After winning nearly everywhere he's been, most recently with European powers Real Madrid, Chelsea and Manchester United, bringing Roma its first continental trophy in more than six decades has a different feeling.
“It's one thing to win when everyone expects you to win, when the squad is made to win, when the investments have been made to win, but it's entirely different to win things that remain immortal, that stay forever,” a teary-eyed Mourinho said following Roma's 1-0 victory over Feyenoord in Tirana, Albania, on Wednesday.
“That makes you feel truly special.”

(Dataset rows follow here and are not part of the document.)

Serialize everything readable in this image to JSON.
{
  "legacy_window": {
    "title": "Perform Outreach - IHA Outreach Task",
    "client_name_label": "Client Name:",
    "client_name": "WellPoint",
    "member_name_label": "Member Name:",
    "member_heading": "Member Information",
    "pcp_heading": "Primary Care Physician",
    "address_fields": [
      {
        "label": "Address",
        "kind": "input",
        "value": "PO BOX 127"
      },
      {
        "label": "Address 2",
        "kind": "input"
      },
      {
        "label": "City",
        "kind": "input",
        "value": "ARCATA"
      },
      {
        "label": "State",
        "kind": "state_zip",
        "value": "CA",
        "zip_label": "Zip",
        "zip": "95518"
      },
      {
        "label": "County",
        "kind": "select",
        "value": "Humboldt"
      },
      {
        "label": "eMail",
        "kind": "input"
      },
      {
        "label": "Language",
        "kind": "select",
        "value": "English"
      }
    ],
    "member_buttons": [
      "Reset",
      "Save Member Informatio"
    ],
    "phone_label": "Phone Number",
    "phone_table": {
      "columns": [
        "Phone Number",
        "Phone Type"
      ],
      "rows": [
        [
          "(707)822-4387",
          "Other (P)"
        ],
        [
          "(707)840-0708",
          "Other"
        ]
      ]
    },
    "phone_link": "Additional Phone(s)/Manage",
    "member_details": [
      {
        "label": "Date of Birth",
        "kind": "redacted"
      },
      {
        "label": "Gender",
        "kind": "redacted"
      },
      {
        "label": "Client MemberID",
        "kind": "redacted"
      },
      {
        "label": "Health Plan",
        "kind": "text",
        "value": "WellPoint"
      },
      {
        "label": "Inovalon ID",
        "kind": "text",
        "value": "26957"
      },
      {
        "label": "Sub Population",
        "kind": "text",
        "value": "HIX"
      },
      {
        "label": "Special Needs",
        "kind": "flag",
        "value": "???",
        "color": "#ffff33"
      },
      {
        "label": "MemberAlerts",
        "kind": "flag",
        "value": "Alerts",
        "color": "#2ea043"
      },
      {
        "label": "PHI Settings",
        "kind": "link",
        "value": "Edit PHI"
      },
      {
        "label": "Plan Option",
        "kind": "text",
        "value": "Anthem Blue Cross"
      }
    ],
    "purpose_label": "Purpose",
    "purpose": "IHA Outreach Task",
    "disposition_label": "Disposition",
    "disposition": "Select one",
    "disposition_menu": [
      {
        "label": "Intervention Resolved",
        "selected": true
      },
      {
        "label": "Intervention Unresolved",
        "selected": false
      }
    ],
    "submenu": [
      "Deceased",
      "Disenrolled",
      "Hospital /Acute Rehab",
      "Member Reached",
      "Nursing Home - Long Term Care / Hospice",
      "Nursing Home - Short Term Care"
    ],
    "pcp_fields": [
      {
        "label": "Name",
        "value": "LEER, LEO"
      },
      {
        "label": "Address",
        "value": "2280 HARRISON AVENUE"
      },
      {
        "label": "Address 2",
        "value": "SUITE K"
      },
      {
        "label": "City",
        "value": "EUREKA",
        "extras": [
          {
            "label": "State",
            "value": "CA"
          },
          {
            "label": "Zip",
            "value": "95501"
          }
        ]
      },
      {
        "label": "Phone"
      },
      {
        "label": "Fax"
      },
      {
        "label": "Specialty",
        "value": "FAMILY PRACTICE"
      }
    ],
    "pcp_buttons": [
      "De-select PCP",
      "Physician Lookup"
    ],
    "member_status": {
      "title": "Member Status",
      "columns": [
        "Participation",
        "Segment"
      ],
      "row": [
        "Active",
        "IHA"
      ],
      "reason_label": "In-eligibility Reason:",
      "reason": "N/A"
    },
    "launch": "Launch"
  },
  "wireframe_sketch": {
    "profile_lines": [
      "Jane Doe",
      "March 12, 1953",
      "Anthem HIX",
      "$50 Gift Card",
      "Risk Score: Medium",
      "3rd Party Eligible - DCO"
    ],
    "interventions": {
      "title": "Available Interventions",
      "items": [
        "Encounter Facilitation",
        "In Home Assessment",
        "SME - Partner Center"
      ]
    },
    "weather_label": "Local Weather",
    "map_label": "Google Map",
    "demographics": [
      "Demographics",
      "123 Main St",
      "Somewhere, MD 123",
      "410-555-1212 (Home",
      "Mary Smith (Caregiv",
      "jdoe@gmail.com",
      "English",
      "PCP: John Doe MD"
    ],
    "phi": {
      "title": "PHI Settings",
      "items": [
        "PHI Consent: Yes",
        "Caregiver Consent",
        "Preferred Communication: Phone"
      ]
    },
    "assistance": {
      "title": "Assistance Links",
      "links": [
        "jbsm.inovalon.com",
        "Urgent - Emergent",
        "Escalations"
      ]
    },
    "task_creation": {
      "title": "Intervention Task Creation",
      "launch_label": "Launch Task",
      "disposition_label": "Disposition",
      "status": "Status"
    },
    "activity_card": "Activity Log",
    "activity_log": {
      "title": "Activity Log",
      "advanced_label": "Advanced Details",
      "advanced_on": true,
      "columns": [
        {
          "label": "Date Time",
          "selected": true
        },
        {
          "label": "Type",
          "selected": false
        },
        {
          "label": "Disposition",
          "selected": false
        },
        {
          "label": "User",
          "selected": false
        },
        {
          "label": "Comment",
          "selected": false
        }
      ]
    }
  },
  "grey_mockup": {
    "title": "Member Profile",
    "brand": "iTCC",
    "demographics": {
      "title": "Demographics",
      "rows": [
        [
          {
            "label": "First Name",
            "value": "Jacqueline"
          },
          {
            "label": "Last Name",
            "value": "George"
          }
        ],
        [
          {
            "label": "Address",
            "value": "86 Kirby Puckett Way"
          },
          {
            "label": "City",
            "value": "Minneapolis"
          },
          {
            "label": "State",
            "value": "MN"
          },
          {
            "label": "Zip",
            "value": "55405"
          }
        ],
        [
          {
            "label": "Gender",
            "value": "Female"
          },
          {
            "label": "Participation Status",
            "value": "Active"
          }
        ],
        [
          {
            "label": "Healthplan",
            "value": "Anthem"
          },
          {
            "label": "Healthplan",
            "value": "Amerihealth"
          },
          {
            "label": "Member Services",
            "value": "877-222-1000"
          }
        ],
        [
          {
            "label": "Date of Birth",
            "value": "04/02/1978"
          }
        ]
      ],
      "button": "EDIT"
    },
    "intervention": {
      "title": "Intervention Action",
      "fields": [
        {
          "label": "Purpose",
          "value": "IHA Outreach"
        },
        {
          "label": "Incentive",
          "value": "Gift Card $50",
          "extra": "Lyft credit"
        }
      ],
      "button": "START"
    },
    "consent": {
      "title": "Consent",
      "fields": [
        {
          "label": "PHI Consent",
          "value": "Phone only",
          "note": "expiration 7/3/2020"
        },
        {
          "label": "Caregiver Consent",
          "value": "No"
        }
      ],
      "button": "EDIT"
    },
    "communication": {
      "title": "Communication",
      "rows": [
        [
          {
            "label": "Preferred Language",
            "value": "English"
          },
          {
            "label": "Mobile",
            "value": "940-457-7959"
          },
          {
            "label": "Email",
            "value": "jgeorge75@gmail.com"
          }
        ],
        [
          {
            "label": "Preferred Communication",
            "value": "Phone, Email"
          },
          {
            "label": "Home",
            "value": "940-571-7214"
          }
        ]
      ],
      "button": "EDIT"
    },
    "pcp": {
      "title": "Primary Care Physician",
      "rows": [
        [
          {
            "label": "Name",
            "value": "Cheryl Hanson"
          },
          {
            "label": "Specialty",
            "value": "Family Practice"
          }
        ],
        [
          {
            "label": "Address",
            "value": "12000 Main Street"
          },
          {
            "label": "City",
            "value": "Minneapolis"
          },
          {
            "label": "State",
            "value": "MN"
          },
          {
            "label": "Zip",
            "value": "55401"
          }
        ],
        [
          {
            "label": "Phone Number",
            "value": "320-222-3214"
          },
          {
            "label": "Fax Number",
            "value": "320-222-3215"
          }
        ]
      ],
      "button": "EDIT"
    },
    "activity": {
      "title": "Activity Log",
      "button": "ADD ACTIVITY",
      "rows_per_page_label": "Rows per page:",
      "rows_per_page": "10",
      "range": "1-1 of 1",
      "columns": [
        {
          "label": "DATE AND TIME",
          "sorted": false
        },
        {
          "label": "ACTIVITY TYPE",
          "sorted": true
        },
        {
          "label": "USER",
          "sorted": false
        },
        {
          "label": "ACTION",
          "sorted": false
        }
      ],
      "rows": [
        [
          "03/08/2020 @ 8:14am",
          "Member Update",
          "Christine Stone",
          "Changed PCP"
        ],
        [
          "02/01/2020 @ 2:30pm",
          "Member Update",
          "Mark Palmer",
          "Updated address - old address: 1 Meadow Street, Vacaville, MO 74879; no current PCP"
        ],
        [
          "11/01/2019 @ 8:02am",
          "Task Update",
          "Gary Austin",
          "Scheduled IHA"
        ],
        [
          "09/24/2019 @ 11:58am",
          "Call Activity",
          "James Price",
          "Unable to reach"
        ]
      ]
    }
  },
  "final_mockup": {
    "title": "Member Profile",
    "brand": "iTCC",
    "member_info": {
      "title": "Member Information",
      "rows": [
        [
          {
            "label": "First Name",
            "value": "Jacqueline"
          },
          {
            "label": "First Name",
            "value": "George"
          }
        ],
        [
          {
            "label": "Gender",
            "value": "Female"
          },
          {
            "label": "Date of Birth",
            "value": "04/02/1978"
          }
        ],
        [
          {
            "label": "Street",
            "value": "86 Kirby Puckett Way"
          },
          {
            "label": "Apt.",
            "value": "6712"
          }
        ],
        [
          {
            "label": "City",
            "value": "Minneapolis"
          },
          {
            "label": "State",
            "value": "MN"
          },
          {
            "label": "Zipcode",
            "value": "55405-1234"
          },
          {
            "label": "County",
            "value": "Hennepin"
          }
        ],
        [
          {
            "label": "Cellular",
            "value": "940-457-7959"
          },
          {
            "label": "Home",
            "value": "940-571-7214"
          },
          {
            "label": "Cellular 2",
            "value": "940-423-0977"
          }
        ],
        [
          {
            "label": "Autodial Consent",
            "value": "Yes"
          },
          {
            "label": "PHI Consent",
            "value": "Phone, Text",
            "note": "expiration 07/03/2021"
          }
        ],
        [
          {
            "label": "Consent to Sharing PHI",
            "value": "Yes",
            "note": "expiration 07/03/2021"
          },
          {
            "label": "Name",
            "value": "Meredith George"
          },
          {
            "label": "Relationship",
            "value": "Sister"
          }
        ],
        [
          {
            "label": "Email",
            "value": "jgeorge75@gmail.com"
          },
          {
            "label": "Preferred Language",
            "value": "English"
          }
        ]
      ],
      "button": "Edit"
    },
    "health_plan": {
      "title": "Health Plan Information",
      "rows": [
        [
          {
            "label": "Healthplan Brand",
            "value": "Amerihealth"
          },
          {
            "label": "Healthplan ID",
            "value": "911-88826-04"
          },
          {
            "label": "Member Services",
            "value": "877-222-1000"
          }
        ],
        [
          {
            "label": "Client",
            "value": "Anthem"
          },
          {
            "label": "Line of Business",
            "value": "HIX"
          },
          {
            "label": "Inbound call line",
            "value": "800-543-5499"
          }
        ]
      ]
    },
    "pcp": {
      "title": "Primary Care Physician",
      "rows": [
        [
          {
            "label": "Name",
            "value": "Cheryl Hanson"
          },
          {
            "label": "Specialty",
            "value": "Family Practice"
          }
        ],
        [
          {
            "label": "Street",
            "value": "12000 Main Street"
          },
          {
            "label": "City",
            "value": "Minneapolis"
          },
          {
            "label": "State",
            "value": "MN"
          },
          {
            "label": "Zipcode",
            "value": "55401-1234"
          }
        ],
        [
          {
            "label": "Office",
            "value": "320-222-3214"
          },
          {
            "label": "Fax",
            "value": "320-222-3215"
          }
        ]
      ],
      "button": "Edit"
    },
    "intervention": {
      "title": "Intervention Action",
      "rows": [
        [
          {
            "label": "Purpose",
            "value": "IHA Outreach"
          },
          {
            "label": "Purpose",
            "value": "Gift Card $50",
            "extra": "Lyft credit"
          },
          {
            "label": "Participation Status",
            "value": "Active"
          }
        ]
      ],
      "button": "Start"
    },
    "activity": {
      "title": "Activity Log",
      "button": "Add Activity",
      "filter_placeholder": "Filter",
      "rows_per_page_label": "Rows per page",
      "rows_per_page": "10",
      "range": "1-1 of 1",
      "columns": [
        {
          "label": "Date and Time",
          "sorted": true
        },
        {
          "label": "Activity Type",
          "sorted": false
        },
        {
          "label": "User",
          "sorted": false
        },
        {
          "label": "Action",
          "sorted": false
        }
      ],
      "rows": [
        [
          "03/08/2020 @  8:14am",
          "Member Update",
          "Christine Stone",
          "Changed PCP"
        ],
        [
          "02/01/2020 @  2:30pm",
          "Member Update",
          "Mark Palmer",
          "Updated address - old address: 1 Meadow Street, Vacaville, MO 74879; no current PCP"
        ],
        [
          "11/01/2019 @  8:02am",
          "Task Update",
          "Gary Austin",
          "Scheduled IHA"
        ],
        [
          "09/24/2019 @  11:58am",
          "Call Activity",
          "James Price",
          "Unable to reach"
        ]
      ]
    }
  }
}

Roma, a three-time Serie A champion that had lost its previous two European finals, hadn't won anything at all since raising the often-neglected Italian Cup trophy 14 years earlier.
Mourinho also won the 2003 UEFA Cup and 2004 Champions League finals with Porto; the 2010 Champions League final with Inter Milan; and the 2017 Europa League final with Manchester United -- making him the first manager to lead four different clubs to European titles.
He also coached Chelsea and Real Madrid to numerous domestic trophies.
At the final whistle, Mourinho held up five fingers to signify his five European titles as he jumped up and down in celebration.
“Of course I think about myself but I'm thinking much more about the Romanista fans who can celebrate tonight,” he said.
“I hope they can enjoy themselves. This will live on forever.”
Besides the few thousand Roma spectators inside the small National Arena in Tirana, 50,000 Giallorossi supporters watched the game on giant screens at the Stadio Olimpico in Rome. At the final whistle, fans ran onto the empty field at the Olimpico, waving banners and singing the team's songs.
The celebrations went on all night in Rome as fans lit flares in front of the colosseum and buzzed and honked their way through historic piazzas on their scooters. Then 3,000 of them welcomed the team back home at the city's airport at 4 a.m.
Mourinho, who was a surprise hiring by Roma's new American owners 11 months ago after he fell out of favor at Tottenham, tapped into Roma's passionate fan base from the moment he arrived in the Italian capital.
“I feel like a Romanista but that's how I operate,” he said.
“I'm a Portista, an Interista, I'm a Chelseasta. I'm crazy about Real Madrid. Now I'm Romanista. I belong to all these clubs because we achieved moments like this together.”
Moments like the first-half goal in the final from Nicolò Zaniolo, the talented 22-year-old midfielder who Mourinho clashed with at the start of the season as he returned from two serious knee injuries, one of which kept him out for all of last season and prevented him from taking part in Italy's run to the European Championship title.
Or how about the 27 goals scored across all competitions this season by Tammy Abraham, the 24-year-old England striker who was cast aside by Chelsea last year before Mourinho convinced Roma to spend 40 million euros ($43 million) on him.
Or the physical defending from veteran English center back Chris Smalling, who kept Feyenoord's Cyriel Dessers, the Conference League's top scorer, in check.
Or Leonardo Spinazzola, the speedy fullback who ruptured his Achilles tendon during the quarterfinals of Italy's Euro 2020 run, returning in time to finally play in — and win — a European final.
Or the composed play of 25-year-old Lorenzo Pellegrini, who has carried on the tradition of Roma captains being Roman-born and Romanista.
He achieved something that former captains Francesco Totti and Daniele De Rossi never did at Roma — winning a European trophy.
“I would never have imagined accomplishing this at 25," Pellegrini said, “with this armband on.”